[Data for analysis]

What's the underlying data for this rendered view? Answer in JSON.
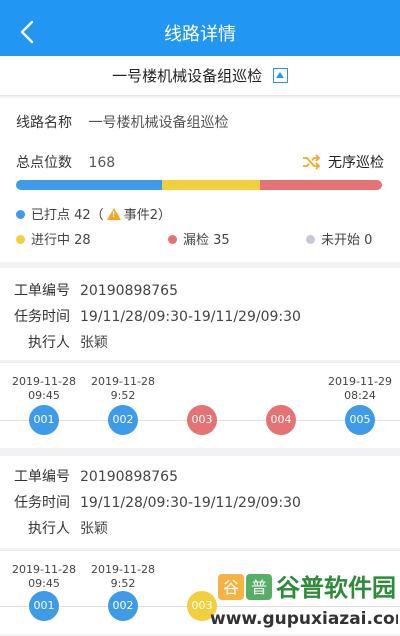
{
  "colors": {
    "primary": "#2196f3",
    "done": "#3d9be9",
    "progress": "#f2cf3d",
    "missed": "#e57373",
    "notstarted": "#c5c9d6"
  },
  "header": {
    "title": "线路详情",
    "back_icon": "chevron-left-icon"
  },
  "route": {
    "name": "一号楼机械设备组巡检"
  },
  "info": {
    "name_label": "线路名称",
    "name_value": "一号楼机械设备组巡检",
    "total_label": "总点位数",
    "total_value": "168",
    "mode_label": "无序巡检"
  },
  "progress": {
    "done": 42,
    "in_progress": 28,
    "missed": 35,
    "not_started": 0
  },
  "legend": {
    "done_label": "已打点 42（",
    "event_label": "事件2）",
    "progress_label": "进行中 28",
    "missed_label": "漏检 35",
    "notstarted_label": "未开始 0"
  },
  "orders": [
    {
      "no_label": "工单编号",
      "no": "20190898765",
      "time_label": "任务时间",
      "time": "19/11/28/09:30-19/11/29/09:30",
      "exec_label": "执行人",
      "exec": "张颖",
      "nodes": [
        {
          "id": "001",
          "status": "done",
          "time_date": "2019-11-28",
          "time_clock": "09:45"
        },
        {
          "id": "002",
          "status": "done",
          "time_date": "2019-11-28",
          "time_clock": "9:52"
        },
        {
          "id": "003",
          "status": "missed",
          "time_date": "",
          "time_clock": ""
        },
        {
          "id": "004",
          "status": "missed",
          "time_date": "",
          "time_clock": ""
        },
        {
          "id": "005",
          "status": "done",
          "time_date": "2019-11-29",
          "time_clock": "08:24"
        }
      ]
    },
    {
      "no_label": "工单编号",
      "no": "20190898765",
      "time_label": "任务时间",
      "time": "19/11/28/09:30-19/11/29/09:30",
      "exec_label": "执行人",
      "exec": "张颖",
      "nodes": [
        {
          "id": "001",
          "status": "done",
          "time_date": "2019-11-28",
          "time_clock": "09:45"
        },
        {
          "id": "002",
          "status": "done",
          "time_date": "2019-11-28",
          "time_clock": "9:52"
        },
        {
          "id": "003",
          "status": "progress",
          "time_date": "",
          "time_clock": ""
        }
      ]
    }
  ],
  "watermark": {
    "brand": "谷普软件园",
    "url": "www.gupuxiazai.com",
    "icon": "logo-watermark"
  }
}
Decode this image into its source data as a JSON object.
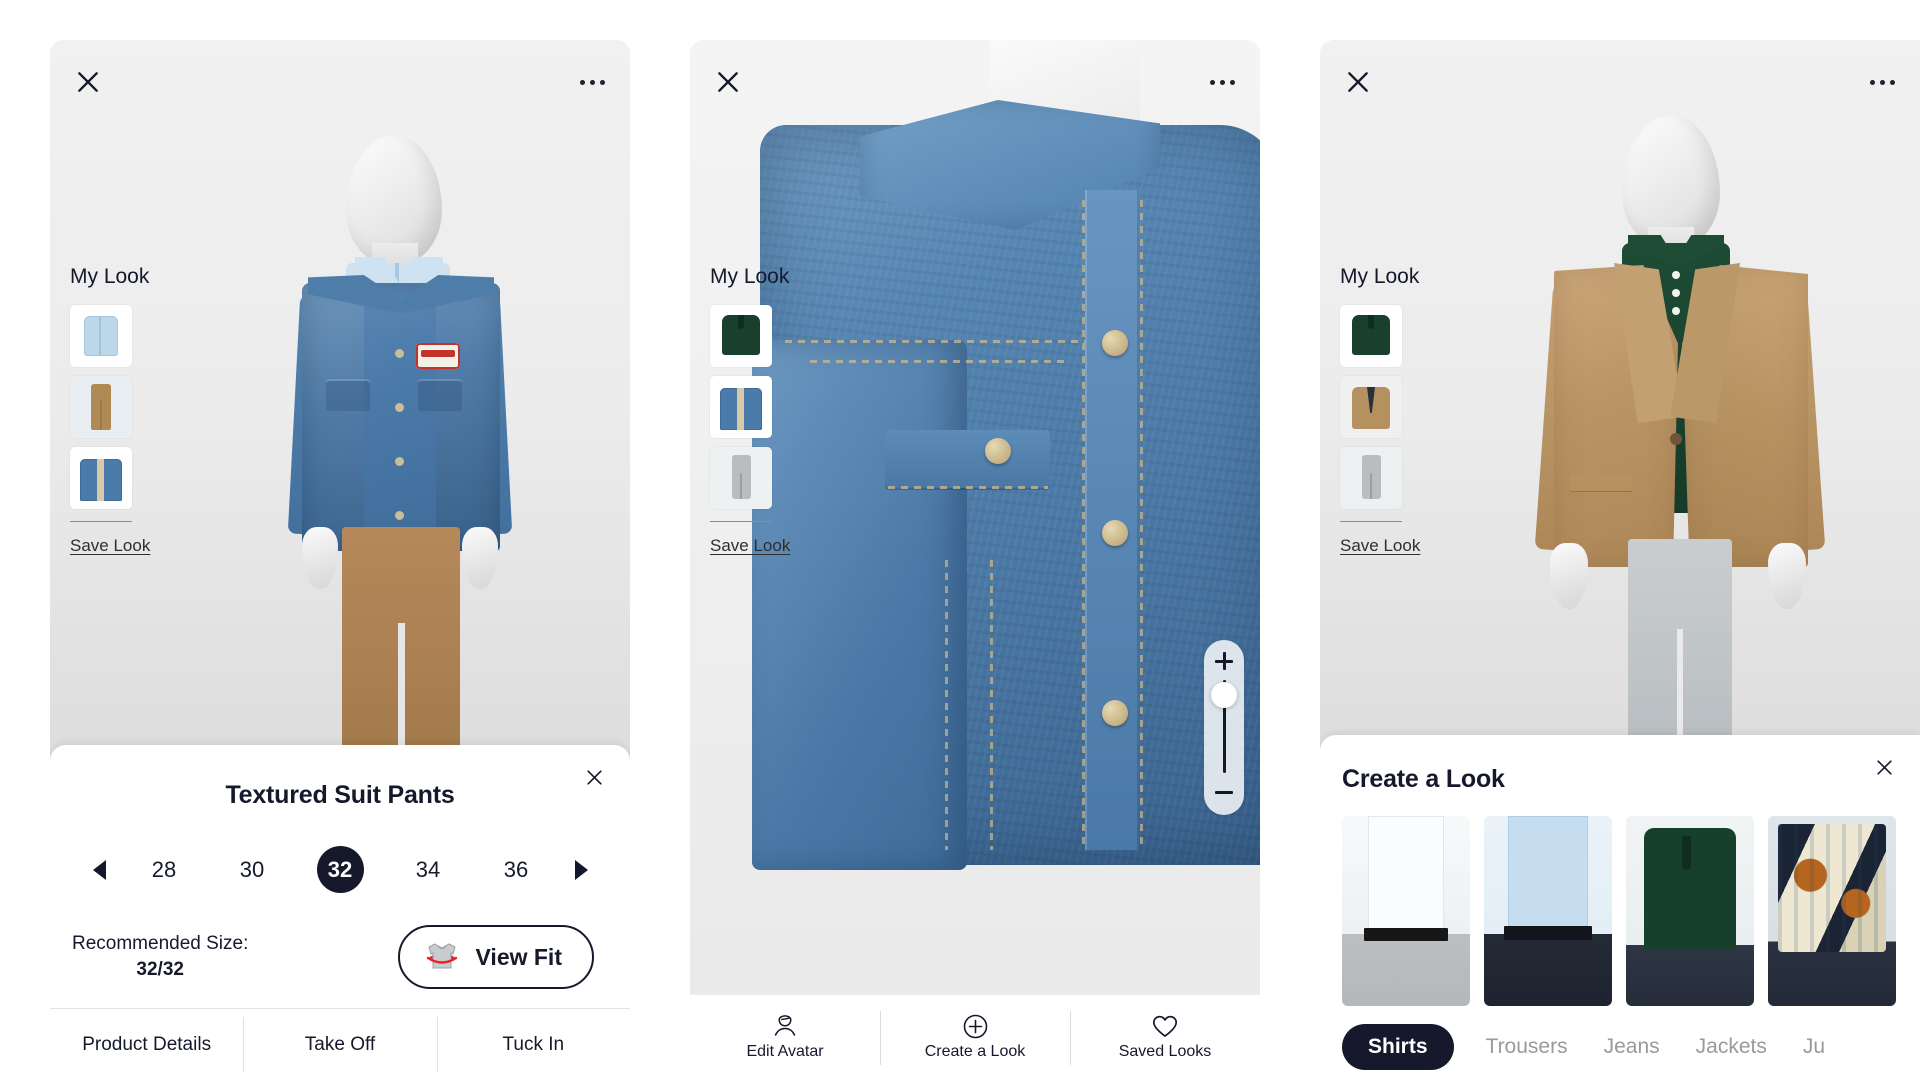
{
  "panels": [
    {
      "id": "product-detail",
      "top_bar": {
        "close_icon": "close-icon",
        "more_icon": "more-options-icon"
      },
      "my_look": {
        "title": "My Look",
        "items": [
          {
            "name": "light-blue-shirt"
          },
          {
            "name": "tan-trousers"
          },
          {
            "name": "denim-jacket"
          }
        ],
        "save_label": "Save Look"
      },
      "zoom_control": {
        "plus": "+",
        "minus": "",
        "handle_position_pct": 100
      },
      "sheet": {
        "title": "Textured Suit Pants",
        "close_icon": "close-icon",
        "prev_icon": "arrow-left-icon",
        "next_icon": "arrow-right-icon",
        "sizes": [
          "28",
          "30",
          "32",
          "34",
          "36"
        ],
        "selected_size": "32",
        "recommended_label": "Recommended Size:",
        "recommended_value": "32/32",
        "view_fit_label": "View Fit",
        "view_fit_icon": "fit-garment-icon",
        "tabs": [
          "Product Details",
          "Take Off",
          "Tuck In"
        ]
      }
    },
    {
      "id": "zoomed-garment",
      "top_bar": {
        "close_icon": "close-icon",
        "more_icon": "more-options-icon"
      },
      "my_look": {
        "title": "My Look",
        "items": [
          {
            "name": "green-polo"
          },
          {
            "name": "denim-jacket"
          },
          {
            "name": "grey-trousers"
          }
        ],
        "save_label": "Save Look"
      },
      "zoom_control": {
        "plus": "+",
        "minus": "",
        "handle_position_pct": 18
      },
      "bottom_nav": [
        {
          "label": "Edit Avatar",
          "icon": "avatar-icon"
        },
        {
          "label": "Create a Look",
          "icon": "plus-circle-icon"
        },
        {
          "label": "Saved Looks",
          "icon": "heart-icon"
        }
      ]
    },
    {
      "id": "create-a-look",
      "top_bar": {
        "close_icon": "close-icon",
        "more_icon": "more-options-icon"
      },
      "my_look": {
        "title": "My Look",
        "items": [
          {
            "name": "green-polo"
          },
          {
            "name": "tan-blazer"
          },
          {
            "name": "grey-trousers"
          }
        ],
        "save_label": "Save Look"
      },
      "zoom_control": {
        "plus": "+",
        "minus": "",
        "handle_position_pct": 100
      },
      "sheet": {
        "title": "Create a Look",
        "close_icon": "close-icon",
        "cards": [
          {
            "name": "white-dress-shirt"
          },
          {
            "name": "light-blue-dress-shirt"
          },
          {
            "name": "dark-green-polo"
          },
          {
            "name": "printed-shirt"
          }
        ],
        "categories": [
          "Shirts",
          "Trousers",
          "Jeans",
          "Jackets",
          "Ju"
        ],
        "selected_category": "Shirts"
      }
    }
  ],
  "colors": {
    "accent_dark": "#15192b",
    "text_muted": "#9a9a9a",
    "sheet_bg": "#ffffff",
    "fit_icon_red": "#e8232a"
  }
}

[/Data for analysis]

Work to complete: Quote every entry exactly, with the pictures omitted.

Task solution:
What's the underlying data for this rendered view? Answer in JSON.
{
  "colors": {
    "primary": "#2196f3",
    "done": "#3d9be9",
    "progress": "#f2cf3d",
    "missed": "#e57373",
    "notstarted": "#c5c9d6"
  },
  "header": {
    "title": "线路详情",
    "back_icon": "chevron-left-icon"
  },
  "route": {
    "name": "一号楼机械设备组巡检"
  },
  "info": {
    "name_label": "线路名称",
    "name_value": "一号楼机械设备组巡检",
    "total_label": "总点位数",
    "total_value": "168",
    "mode_label": "无序巡检"
  },
  "progress": {
    "done": 42,
    "in_progress": 28,
    "missed": 35,
    "not_started": 0
  },
  "legend": {
    "done_label": "已打点 42（",
    "event_label": "事件2）",
    "progress_label": "进行中 28",
    "missed_label": "漏检 35",
    "notstarted_label": "未开始 0"
  },
  "orders": [
    {
      "no_label": "工单编号",
      "no": "20190898765",
      "time_label": "任务时间",
      "time": "19/11/28/09:30-19/11/29/09:30",
      "exec_label": "执行人",
      "exec": "张颖",
      "nodes": [
        {
          "id": "001",
          "status": "done",
          "time_date": "2019-11-28",
          "time_clock": "09:45"
        },
        {
          "id": "002",
          "status": "done",
          "time_date": "2019-11-28",
          "time_clock": "9:52"
        },
        {
          "id": "003",
          "status": "missed",
          "time_date": "",
          "time_clock": ""
        },
        {
          "id": "004",
          "status": "missed",
          "time_date": "",
          "time_clock": ""
        },
        {
          "id": "005",
          "status": "done",
          "time_date": "2019-11-29",
          "time_clock": "08:24"
        }
      ]
    },
    {
      "no_label": "工单编号",
      "no": "20190898765",
      "time_label": "任务时间",
      "time": "19/11/28/09:30-19/11/29/09:30",
      "exec_label": "执行人",
      "exec": "张颖",
      "nodes": [
        {
          "id": "001",
          "status": "done",
          "time_date": "2019-11-28",
          "time_clock": "09:45"
        },
        {
          "id": "002",
          "status": "done",
          "time_date": "2019-11-28",
          "time_clock": "9:52"
        },
        {
          "id": "003",
          "status": "progress",
          "time_date": "",
          "time_clock": ""
        }
      ]
    }
  ],
  "watermark": {
    "brand": "谷普软件园",
    "url": "www.gupuxiazai.com",
    "icon": "logo-watermark"
  }
}
Decode this image into its source data as a JSON object.
{
  "panels": [
    {
      "id": "product-detail",
      "top_bar": {
        "close_icon": "close-icon",
        "more_icon": "more-options-icon"
      },
      "my_look": {
        "title": "My Look",
        "items": [
          {
            "name": "light-blue-shirt"
          },
          {
            "name": "tan-trousers"
          },
          {
            "name": "denim-jacket"
          }
        ],
        "save_label": "Save Look"
      },
      "zoom_control": {
        "plus": "+",
        "minus": "",
        "handle_position_pct": 100
      },
      "sheet": {
        "title": "Textured Suit Pants",
        "close_icon": "close-icon",
        "prev_icon": "arrow-left-icon",
        "next_icon": "arrow-right-icon",
        "sizes": [
          "28",
          "30",
          "32",
          "34",
          "36"
        ],
        "selected_size": "32",
        "recommended_label": "Recommended Size:",
        "recommended_value": "32/32",
        "view_fit_label": "View Fit",
        "view_fit_icon": "fit-garment-icon",
        "tabs": [
          "Product Details",
          "Take Off",
          "Tuck In"
        ]
      }
    },
    {
      "id": "zoomed-garment",
      "top_bar": {
        "close_icon": "close-icon",
        "more_icon": "more-options-icon"
      },
      "my_look": {
        "title": "My Look",
        "items": [
          {
            "name": "green-polo"
          },
          {
            "name": "denim-jacket"
          },
          {
            "name": "grey-trousers"
          }
        ],
        "save_label": "Save Look"
      },
      "zoom_control": {
        "plus": "+",
        "minus": "",
        "handle_position_pct": 18
      },
      "bottom_nav": [
        {
          "label": "Edit Avatar",
          "icon": "avatar-icon"
        },
        {
          "label": "Create a Look",
          "icon": "plus-circle-icon"
        },
        {
          "label": "Saved Looks",
          "icon": "heart-icon"
        }
      ]
    },
    {
      "id": "create-a-look",
      "top_bar": {
        "close_icon": "close-icon",
        "more_icon": "more-options-icon"
      },
      "my_look": {
        "title": "My Look",
        "items": [
          {
            "name": "green-polo"
          },
          {
            "name": "tan-blazer"
          },
          {
            "name": "grey-trousers"
          }
        ],
        "save_label": "Save Look"
      },
      "zoom_control": {
        "plus": "+",
        "minus": "",
        "handle_position_pct": 100
      },
      "sheet": {
        "title": "Create a Look",
        "close_icon": "close-icon",
        "cards": [
          {
            "name": "white-dress-shirt"
          },
          {
            "name": "light-blue-dress-shirt"
          },
          {
            "name": "dark-green-polo"
          },
          {
            "name": "printed-shirt"
          }
        ],
        "categories": [
          "Shirts",
          "Trousers",
          "Jeans",
          "Jackets",
          "Ju"
        ],
        "selected_category": "Shirts"
      }
    }
  ],
  "colors": {
    "accent_dark": "#15192b",
    "text_muted": "#9a9a9a",
    "sheet_bg": "#ffffff",
    "fit_icon_red": "#e8232a"
  }
}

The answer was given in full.